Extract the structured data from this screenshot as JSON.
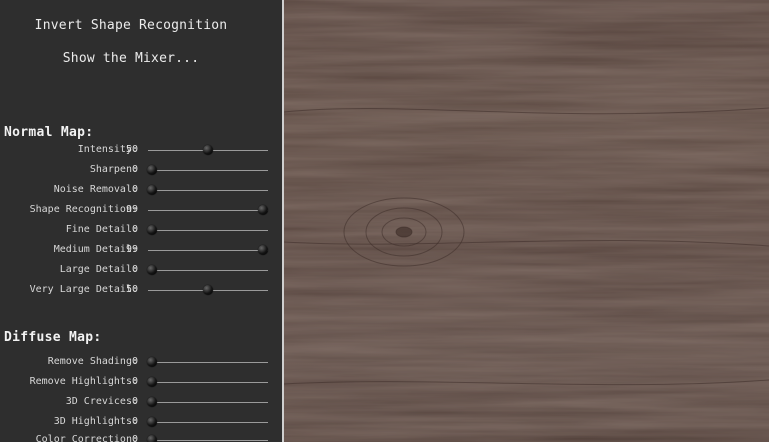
{
  "top": {
    "invert_label": "Invert Shape Recognition",
    "mixer_label": "Show the Mixer..."
  },
  "normal_map": {
    "title": "Normal Map:",
    "sliders": [
      {
        "label": "Intensity:",
        "value": 50
      },
      {
        "label": "Sharpen:",
        "value": 0
      },
      {
        "label": "Noise Removal:",
        "value": 0
      },
      {
        "label": "Shape Recognition:",
        "value": 99
      },
      {
        "label": "Fine Detail:",
        "value": 0
      },
      {
        "label": "Medium Detail:",
        "value": 99
      },
      {
        "label": "Large Detail:",
        "value": 0
      },
      {
        "label": "Very Large Detail:",
        "value": 50
      }
    ]
  },
  "diffuse_map": {
    "title": "Diffuse Map:",
    "sliders": [
      {
        "label": "Remove Shading:",
        "value": 0
      },
      {
        "label": "Remove Highlights:",
        "value": 0
      },
      {
        "label": "3D Crevices:",
        "value": 0
      },
      {
        "label": "3D Highlights:",
        "value": 0
      },
      {
        "label": "Color Correction:",
        "value": 0
      }
    ]
  },
  "slider_max": 100,
  "colors": {
    "panel_bg": "#2e2e2e",
    "preview_wood": "#4f3d36",
    "divider": "#cfcfcf"
  }
}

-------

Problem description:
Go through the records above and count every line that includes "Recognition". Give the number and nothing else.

Written solution:
2